A bone density test can detect bone loss.

9 / 11 A bone density test can detect bone loss.

Bone density is commonly measured with dual-energy X-ray absorptiometry (DXA), or a bone density test. This simple, painless test gauges bone strength by comparing your bone mass to those of young adults of the same gender at peak bone mass, using a T-score. A T-score of -2.5 or lower means you have osteoporosis. A score between -1.0 and -2.5 means you have osteopenia, low bone mass. A T-score of -1.0 or higher means your bones are normal. "Women usually don't need a DXA scan until they're 65 and men until age 70," Schneider says. Talk to your doctor about when to get screened and about follow-up tests.

Physical activity protects you against osteoporosis.

10 / 11 Physical activity protects you against osteoporosis.

Weight-bearing exercises—the kind that force your body to work against gravity, such as walking, running, dancing, and tennis—are the best for keeping bones healthy. The key, Schneider says, is to be active. "It doesn't have to be exercise in the gym," she says. "You simply want to spend more time on your feet and move. You want to spend less time sitting."

Not everyone with osteoporosis needs medication.

11 / 11 Not everyone with osteoporosis needs medication.

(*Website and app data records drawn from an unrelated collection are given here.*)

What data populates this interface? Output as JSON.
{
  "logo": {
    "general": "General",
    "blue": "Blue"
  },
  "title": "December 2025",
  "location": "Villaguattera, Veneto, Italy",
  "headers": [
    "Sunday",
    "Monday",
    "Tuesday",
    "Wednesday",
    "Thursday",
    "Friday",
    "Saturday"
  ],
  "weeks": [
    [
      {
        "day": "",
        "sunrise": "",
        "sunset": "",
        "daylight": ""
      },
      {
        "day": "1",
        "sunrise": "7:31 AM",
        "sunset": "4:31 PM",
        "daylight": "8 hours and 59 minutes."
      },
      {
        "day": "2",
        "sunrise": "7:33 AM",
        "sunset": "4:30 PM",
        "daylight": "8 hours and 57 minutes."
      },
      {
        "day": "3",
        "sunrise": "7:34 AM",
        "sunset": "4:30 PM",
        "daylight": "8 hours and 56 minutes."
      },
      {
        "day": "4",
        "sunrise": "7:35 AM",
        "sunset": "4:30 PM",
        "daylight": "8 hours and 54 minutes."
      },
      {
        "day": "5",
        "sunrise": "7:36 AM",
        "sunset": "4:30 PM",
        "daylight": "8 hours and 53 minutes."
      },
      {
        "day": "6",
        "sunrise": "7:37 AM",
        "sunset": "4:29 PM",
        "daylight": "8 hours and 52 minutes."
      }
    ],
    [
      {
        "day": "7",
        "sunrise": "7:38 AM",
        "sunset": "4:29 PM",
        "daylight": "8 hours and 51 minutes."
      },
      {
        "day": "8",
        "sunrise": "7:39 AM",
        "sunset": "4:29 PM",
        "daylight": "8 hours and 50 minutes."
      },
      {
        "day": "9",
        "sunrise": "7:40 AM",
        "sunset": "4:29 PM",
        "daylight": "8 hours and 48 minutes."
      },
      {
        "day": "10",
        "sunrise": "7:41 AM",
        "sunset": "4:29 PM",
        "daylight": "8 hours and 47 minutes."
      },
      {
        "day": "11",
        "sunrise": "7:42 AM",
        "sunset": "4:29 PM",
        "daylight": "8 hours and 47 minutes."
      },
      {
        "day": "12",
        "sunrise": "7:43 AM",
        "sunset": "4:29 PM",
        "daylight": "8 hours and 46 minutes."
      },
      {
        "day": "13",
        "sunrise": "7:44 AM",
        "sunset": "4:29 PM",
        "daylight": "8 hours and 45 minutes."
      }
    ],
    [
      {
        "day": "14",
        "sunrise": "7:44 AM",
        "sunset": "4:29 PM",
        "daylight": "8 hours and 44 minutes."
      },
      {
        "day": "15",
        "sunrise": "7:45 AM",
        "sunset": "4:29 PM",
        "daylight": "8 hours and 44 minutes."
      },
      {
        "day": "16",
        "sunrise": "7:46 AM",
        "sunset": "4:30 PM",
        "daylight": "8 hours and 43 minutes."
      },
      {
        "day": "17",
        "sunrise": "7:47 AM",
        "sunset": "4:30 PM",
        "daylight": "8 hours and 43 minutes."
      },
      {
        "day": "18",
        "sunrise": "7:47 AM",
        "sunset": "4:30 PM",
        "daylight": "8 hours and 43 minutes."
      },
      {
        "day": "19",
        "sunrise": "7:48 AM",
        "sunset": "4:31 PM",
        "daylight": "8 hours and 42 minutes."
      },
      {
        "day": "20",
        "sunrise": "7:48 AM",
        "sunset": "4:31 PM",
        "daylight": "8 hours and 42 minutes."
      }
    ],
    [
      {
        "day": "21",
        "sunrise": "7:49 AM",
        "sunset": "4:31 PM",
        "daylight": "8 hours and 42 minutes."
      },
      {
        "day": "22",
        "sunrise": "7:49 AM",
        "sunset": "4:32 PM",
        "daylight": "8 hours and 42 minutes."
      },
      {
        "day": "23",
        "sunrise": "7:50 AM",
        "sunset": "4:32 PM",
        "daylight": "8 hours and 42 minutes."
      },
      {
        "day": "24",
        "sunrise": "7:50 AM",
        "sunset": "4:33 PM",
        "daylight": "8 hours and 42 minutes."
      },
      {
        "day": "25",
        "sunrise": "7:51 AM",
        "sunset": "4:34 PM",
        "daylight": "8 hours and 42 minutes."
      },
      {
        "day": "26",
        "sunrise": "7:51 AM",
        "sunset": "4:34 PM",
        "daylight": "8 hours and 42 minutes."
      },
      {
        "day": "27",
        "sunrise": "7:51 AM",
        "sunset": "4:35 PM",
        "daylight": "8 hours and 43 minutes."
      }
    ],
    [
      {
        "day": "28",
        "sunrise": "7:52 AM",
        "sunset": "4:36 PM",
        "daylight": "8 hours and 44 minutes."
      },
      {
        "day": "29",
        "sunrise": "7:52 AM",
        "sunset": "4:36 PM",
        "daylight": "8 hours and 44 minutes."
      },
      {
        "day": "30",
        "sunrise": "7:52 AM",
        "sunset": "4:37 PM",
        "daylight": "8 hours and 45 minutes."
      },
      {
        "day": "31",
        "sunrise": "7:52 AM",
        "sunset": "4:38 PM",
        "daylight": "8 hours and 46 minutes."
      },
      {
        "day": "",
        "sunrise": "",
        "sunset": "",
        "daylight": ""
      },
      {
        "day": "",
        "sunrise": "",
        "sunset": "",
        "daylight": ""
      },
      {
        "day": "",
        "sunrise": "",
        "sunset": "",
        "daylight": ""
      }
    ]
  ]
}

Some drugs used to treat osteoporosis could potentially increase the risk for femur bone fractures, esophageal cancer, and the death of bone tissue in the jaw. In reality, only women at high risk for a fracture need treatment, says Ruth Freeman, MD, of the Montefiore Medical Center in the Bronx. "I always recommend lifestyle changes first," she says. Women who have osteoporosis and other risk factors, such as rheumatoid arthritis, low body weight, and a family history of fractures may want to take osteoporosis drugs. Women who have no risk factors might consider opting out. Talk to your doctor about your best option.